# [TASK INSTRUCTIONS]
Each line of the data must be given back verbatim, with pictures removed.

# [DATA IN THIS EXERCISE]
::::::
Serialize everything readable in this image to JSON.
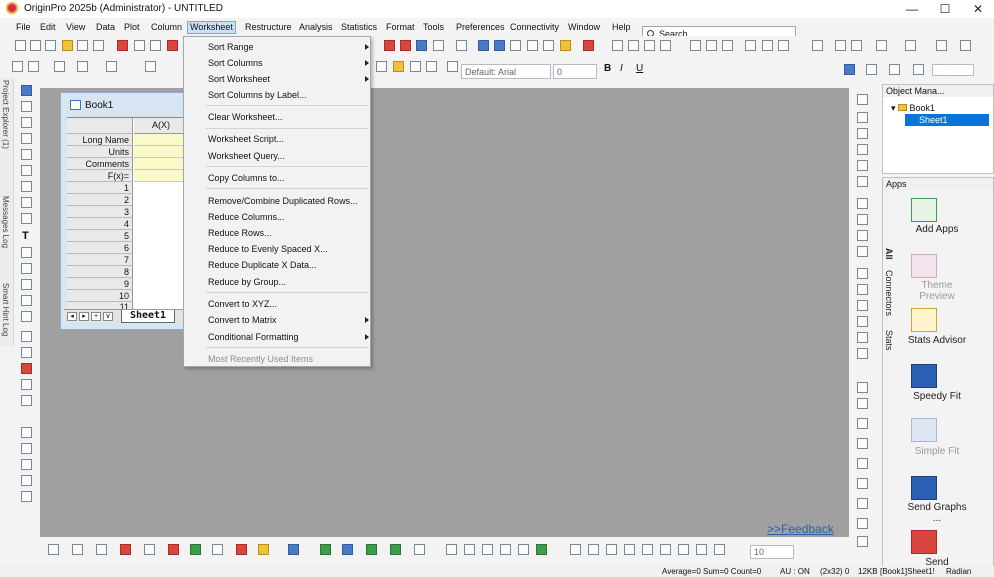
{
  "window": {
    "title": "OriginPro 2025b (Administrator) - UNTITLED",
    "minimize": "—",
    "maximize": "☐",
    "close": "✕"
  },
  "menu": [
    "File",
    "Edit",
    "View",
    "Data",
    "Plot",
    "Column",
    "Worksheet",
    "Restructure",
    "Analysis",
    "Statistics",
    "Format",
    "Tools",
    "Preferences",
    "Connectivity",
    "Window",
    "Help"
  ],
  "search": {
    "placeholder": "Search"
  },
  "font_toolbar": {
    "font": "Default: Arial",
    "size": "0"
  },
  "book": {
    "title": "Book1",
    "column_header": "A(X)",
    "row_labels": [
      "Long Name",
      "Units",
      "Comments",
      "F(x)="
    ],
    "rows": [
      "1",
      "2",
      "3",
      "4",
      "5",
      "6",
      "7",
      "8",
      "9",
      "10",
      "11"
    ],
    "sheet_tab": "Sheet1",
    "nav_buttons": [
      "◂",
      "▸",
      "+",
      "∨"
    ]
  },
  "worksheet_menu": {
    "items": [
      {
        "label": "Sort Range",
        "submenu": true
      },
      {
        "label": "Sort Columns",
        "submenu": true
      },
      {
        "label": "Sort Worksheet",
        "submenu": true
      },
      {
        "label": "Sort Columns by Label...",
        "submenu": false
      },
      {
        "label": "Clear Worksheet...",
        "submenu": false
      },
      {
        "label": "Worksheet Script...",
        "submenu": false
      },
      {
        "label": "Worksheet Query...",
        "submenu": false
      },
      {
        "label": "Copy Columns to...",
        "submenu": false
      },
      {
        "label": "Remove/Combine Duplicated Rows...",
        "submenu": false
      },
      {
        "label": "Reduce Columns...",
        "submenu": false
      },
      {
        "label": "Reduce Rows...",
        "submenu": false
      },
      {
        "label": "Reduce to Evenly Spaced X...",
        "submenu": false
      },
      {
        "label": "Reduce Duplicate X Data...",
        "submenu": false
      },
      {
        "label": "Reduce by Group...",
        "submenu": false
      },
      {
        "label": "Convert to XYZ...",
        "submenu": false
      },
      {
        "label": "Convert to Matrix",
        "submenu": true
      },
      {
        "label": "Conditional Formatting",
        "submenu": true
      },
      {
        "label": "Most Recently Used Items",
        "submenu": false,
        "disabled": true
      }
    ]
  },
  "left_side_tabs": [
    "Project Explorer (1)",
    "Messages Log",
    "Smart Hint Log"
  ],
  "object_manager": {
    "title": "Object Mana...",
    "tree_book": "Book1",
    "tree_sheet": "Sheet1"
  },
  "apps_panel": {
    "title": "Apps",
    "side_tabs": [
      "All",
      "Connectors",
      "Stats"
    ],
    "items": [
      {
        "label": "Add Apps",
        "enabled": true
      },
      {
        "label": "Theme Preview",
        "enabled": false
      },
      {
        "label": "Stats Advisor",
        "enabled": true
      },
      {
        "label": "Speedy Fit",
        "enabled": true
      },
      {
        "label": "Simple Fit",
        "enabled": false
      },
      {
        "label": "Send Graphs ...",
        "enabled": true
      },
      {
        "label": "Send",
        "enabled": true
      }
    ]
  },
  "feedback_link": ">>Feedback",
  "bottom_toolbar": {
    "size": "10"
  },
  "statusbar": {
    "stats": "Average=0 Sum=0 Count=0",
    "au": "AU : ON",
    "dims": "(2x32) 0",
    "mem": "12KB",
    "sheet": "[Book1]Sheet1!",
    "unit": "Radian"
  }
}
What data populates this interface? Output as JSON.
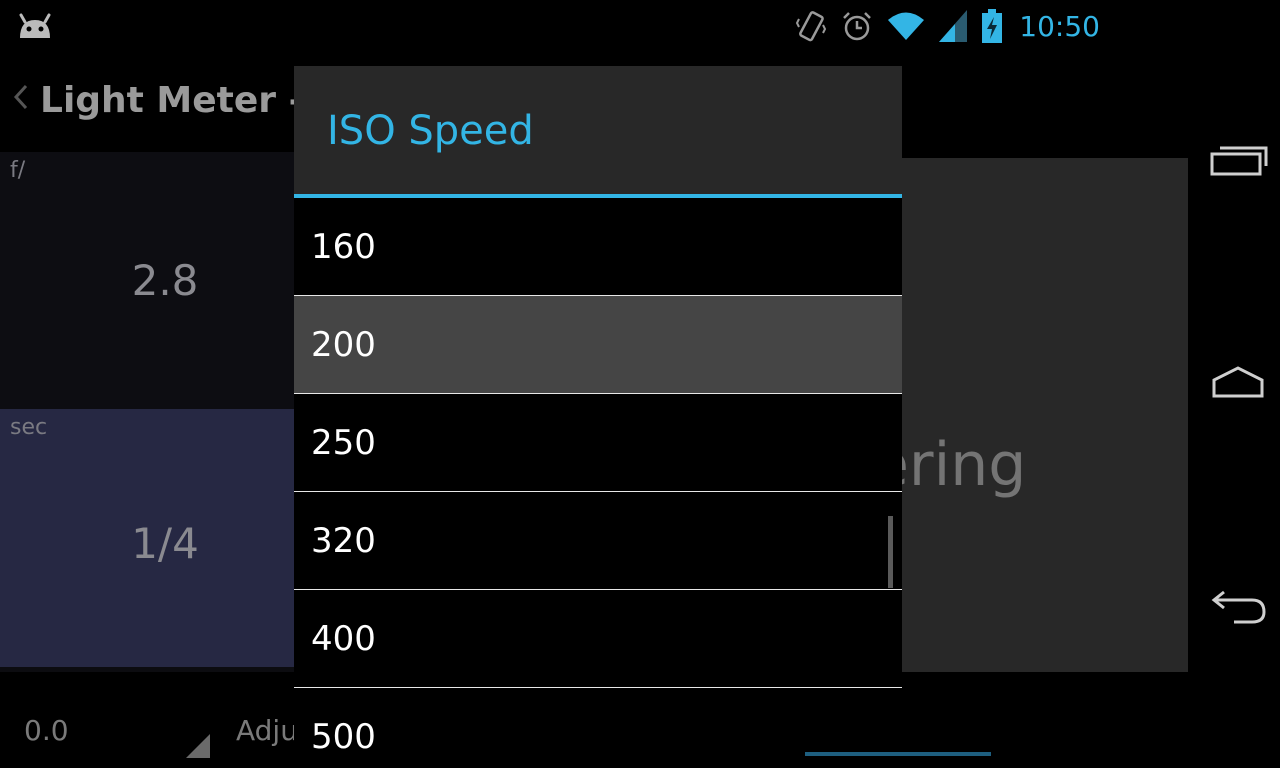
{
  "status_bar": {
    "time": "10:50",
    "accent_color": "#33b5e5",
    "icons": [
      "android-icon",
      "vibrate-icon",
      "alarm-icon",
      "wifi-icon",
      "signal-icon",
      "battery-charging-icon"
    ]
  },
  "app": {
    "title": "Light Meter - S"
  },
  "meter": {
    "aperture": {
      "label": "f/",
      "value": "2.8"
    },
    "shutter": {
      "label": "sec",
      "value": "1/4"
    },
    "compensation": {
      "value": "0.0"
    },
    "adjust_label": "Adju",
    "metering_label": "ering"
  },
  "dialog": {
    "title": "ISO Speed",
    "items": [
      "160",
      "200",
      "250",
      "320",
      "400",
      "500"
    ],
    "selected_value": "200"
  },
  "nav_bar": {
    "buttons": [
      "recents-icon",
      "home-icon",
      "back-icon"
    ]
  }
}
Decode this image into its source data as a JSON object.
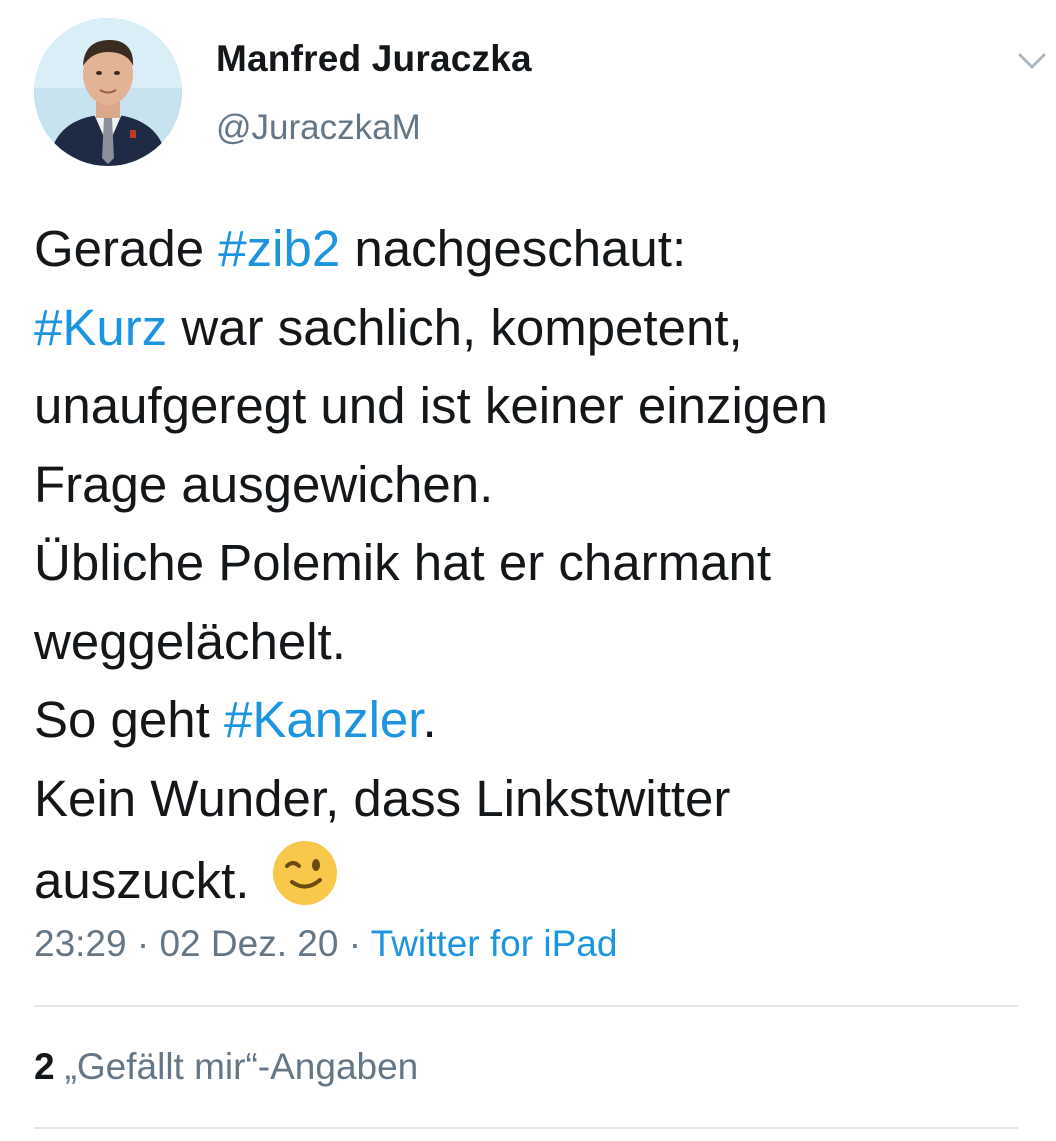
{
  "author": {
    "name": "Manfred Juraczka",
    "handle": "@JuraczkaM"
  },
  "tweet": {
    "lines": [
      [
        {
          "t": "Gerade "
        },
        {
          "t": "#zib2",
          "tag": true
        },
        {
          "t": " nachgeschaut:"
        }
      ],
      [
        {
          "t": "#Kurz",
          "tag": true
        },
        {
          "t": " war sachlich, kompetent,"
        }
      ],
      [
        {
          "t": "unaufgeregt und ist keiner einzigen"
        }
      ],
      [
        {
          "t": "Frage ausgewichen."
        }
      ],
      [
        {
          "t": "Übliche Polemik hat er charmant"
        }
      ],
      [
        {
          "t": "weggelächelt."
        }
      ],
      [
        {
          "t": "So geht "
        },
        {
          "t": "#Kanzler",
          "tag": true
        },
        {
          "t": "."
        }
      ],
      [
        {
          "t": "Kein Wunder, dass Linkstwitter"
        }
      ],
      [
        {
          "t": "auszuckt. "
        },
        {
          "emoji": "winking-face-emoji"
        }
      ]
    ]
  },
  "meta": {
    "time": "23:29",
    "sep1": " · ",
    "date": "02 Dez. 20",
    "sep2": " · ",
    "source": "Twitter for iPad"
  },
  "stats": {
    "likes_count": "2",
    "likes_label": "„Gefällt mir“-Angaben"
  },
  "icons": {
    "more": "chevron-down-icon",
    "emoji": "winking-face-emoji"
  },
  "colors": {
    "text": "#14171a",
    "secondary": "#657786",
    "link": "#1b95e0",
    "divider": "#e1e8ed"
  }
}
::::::
# [ANSWER AREA]
Serialize everything readable in this image to JSON.
{
  "window": {
    "title": "OriginPro 2025b (Administrator) - UNTITLED",
    "minimize": "—",
    "maximize": "☐",
    "close": "✕"
  },
  "menu": [
    "File",
    "Edit",
    "View",
    "Data",
    "Plot",
    "Column",
    "Worksheet",
    "Restructure",
    "Analysis",
    "Statistics",
    "Format",
    "Tools",
    "Preferences",
    "Connectivity",
    "Window",
    "Help"
  ],
  "search": {
    "placeholder": "Search"
  },
  "font_toolbar": {
    "font": "Default: Arial",
    "size": "0"
  },
  "book": {
    "title": "Book1",
    "column_header": "A(X)",
    "row_labels": [
      "Long Name",
      "Units",
      "Comments",
      "F(x)="
    ],
    "rows": [
      "1",
      "2",
      "3",
      "4",
      "5",
      "6",
      "7",
      "8",
      "9",
      "10",
      "11"
    ],
    "sheet_tab": "Sheet1",
    "nav_buttons": [
      "◂",
      "▸",
      "+",
      "∨"
    ]
  },
  "worksheet_menu": {
    "items": [
      {
        "label": "Sort Range",
        "submenu": true
      },
      {
        "label": "Sort Columns",
        "submenu": true
      },
      {
        "label": "Sort Worksheet",
        "submenu": true
      },
      {
        "label": "Sort Columns by Label...",
        "submenu": false
      },
      {
        "label": "Clear Worksheet...",
        "submenu": false
      },
      {
        "label": "Worksheet Script...",
        "submenu": false
      },
      {
        "label": "Worksheet Query...",
        "submenu": false
      },
      {
        "label": "Copy Columns to...",
        "submenu": false
      },
      {
        "label": "Remove/Combine Duplicated Rows...",
        "submenu": false
      },
      {
        "label": "Reduce Columns...",
        "submenu": false
      },
      {
        "label": "Reduce Rows...",
        "submenu": false
      },
      {
        "label": "Reduce to Evenly Spaced X...",
        "submenu": false
      },
      {
        "label": "Reduce Duplicate X Data...",
        "submenu": false
      },
      {
        "label": "Reduce by Group...",
        "submenu": false
      },
      {
        "label": "Convert to XYZ...",
        "submenu": false
      },
      {
        "label": "Convert to Matrix",
        "submenu": true
      },
      {
        "label": "Conditional Formatting",
        "submenu": true
      },
      {
        "label": "Most Recently Used Items",
        "submenu": false,
        "disabled": true
      }
    ]
  },
  "left_side_tabs": [
    "Project Explorer (1)",
    "Messages Log",
    "Smart Hint Log"
  ],
  "object_manager": {
    "title": "Object Mana...",
    "tree_book": "Book1",
    "tree_sheet": "Sheet1"
  },
  "apps_panel": {
    "title": "Apps",
    "side_tabs": [
      "All",
      "Connectors",
      "Stats"
    ],
    "items": [
      {
        "label": "Add Apps",
        "enabled": true
      },
      {
        "label": "Theme Preview",
        "enabled": false
      },
      {
        "label": "Stats Advisor",
        "enabled": true
      },
      {
        "label": "Speedy Fit",
        "enabled": true
      },
      {
        "label": "Simple Fit",
        "enabled": false
      },
      {
        "label": "Send Graphs ...",
        "enabled": true
      },
      {
        "label": "Send",
        "enabled": true
      }
    ]
  },
  "feedback_link": ">>Feedback",
  "bottom_toolbar": {
    "size": "10"
  },
  "statusbar": {
    "stats": "Average=0 Sum=0 Count=0",
    "au": "AU : ON",
    "dims": "(2x32) 0",
    "mem": "12KB",
    "sheet": "[Book1]Sheet1!",
    "unit": "Radian"
  }
}
What data populates this interface? Output as JSON.
{
  "status_bar": {
    "time": "10:50",
    "accent_color": "#33b5e5",
    "icons": [
      "android-icon",
      "vibrate-icon",
      "alarm-icon",
      "wifi-icon",
      "signal-icon",
      "battery-charging-icon"
    ]
  },
  "app": {
    "title": "Light Meter - S"
  },
  "meter": {
    "aperture": {
      "label": "f/",
      "value": "2.8"
    },
    "shutter": {
      "label": "sec",
      "value": "1/4"
    },
    "compensation": {
      "value": "0.0"
    },
    "adjust_label": "Adju",
    "metering_label": "ering"
  },
  "dialog": {
    "title": "ISO Speed",
    "items": [
      "160",
      "200",
      "250",
      "320",
      "400",
      "500"
    ],
    "selected_value": "200"
  },
  "nav_bar": {
    "buttons": [
      "recents-icon",
      "home-icon",
      "back-icon"
    ]
  }
}
Decode this image into its source data as a JSON object.
{
  "author": {
    "name": "Manfred Juraczka",
    "handle": "@JuraczkaM"
  },
  "tweet": {
    "lines": [
      [
        {
          "t": "Gerade "
        },
        {
          "t": "#zib2",
          "tag": true
        },
        {
          "t": " nachgeschaut:"
        }
      ],
      [
        {
          "t": "#Kurz",
          "tag": true
        },
        {
          "t": " war sachlich, kompetent,"
        }
      ],
      [
        {
          "t": "unaufgeregt und ist keiner einzigen"
        }
      ],
      [
        {
          "t": "Frage ausgewichen."
        }
      ],
      [
        {
          "t": "Übliche Polemik hat er charmant"
        }
      ],
      [
        {
          "t": "weggelächelt."
        }
      ],
      [
        {
          "t": "So geht "
        },
        {
          "t": "#Kanzler",
          "tag": true
        },
        {
          "t": "."
        }
      ],
      [
        {
          "t": "Kein Wunder, dass Linkstwitter"
        }
      ],
      [
        {
          "t": "auszuckt. "
        },
        {
          "emoji": "winking-face-emoji"
        }
      ]
    ]
  },
  "meta": {
    "time": "23:29",
    "sep1": " · ",
    "date": "02 Dez. 20",
    "sep2": " · ",
    "source": "Twitter for iPad"
  },
  "stats": {
    "likes_count": "2",
    "likes_label": "„Gefällt mir“-Angaben"
  },
  "icons": {
    "more": "chevron-down-icon",
    "emoji": "winking-face-emoji"
  },
  "colors": {
    "text": "#14171a",
    "secondary": "#657786",
    "link": "#1b95e0",
    "divider": "#e1e8ed"
  }
}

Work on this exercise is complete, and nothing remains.